2012 has been another great year for documentary films and The Central Park Five, produced, written, and directed by filmmakers Ken Burns, David McMahon and Sarah Burns, is one of the best. Set against a backdrop of a decaying city plagued by violence and racial tension, the film tells the story of how five young men’s lives were upended by a rush to judgment. In 1989, five black and Latino teenagers from Harlem were arrested and wrongly convicted of beating and raping a white woman in New York City’s Central Park. New York Mayer Ed Koch called it the “crime of the century” and it remains to date one of the biggest media stories of our time.

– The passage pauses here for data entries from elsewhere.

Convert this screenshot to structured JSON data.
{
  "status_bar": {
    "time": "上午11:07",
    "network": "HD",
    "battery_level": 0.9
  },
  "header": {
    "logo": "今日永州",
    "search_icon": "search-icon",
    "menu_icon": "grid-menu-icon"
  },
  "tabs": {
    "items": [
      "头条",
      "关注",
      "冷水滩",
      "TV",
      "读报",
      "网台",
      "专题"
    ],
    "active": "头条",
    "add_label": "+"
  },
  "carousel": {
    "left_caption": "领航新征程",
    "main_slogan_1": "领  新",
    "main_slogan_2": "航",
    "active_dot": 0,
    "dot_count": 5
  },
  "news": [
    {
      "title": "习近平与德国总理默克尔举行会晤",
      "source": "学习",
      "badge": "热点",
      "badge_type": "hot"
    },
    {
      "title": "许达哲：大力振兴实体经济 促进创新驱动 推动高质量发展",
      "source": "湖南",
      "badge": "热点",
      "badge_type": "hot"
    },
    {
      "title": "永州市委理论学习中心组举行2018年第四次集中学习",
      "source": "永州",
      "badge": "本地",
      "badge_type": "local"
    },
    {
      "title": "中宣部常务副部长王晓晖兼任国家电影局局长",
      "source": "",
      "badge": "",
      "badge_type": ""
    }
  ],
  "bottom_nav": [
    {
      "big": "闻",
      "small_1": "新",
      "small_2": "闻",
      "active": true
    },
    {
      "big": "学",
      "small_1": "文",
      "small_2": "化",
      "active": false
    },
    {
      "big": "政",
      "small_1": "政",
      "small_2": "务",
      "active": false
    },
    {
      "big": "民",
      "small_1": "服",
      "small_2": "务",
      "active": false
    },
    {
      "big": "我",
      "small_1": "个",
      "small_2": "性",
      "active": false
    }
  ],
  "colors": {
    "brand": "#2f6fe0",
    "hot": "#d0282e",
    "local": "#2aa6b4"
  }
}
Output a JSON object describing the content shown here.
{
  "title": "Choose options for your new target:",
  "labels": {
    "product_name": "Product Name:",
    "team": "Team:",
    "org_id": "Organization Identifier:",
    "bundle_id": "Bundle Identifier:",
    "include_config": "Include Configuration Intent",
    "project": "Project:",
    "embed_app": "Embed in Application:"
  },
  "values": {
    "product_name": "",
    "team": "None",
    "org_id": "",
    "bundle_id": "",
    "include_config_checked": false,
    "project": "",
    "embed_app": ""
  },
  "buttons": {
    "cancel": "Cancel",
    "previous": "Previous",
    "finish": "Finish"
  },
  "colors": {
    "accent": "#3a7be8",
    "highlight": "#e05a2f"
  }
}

At the film’s press day, Sarah Burns, McMahon, and Raymond Santana, one of the Central Park Five, discussed why the medium of film provided new opportunities for the Five to tell their story in their own words, why the filmmakers are fighting a subpoena from the city of New York for footage from their documentary, how the convictions were vacated in 2002 but the Five have still not been officially exonerated a decade later, and why this story is significant in the context of how we see race in America. Hit the jump for the interview.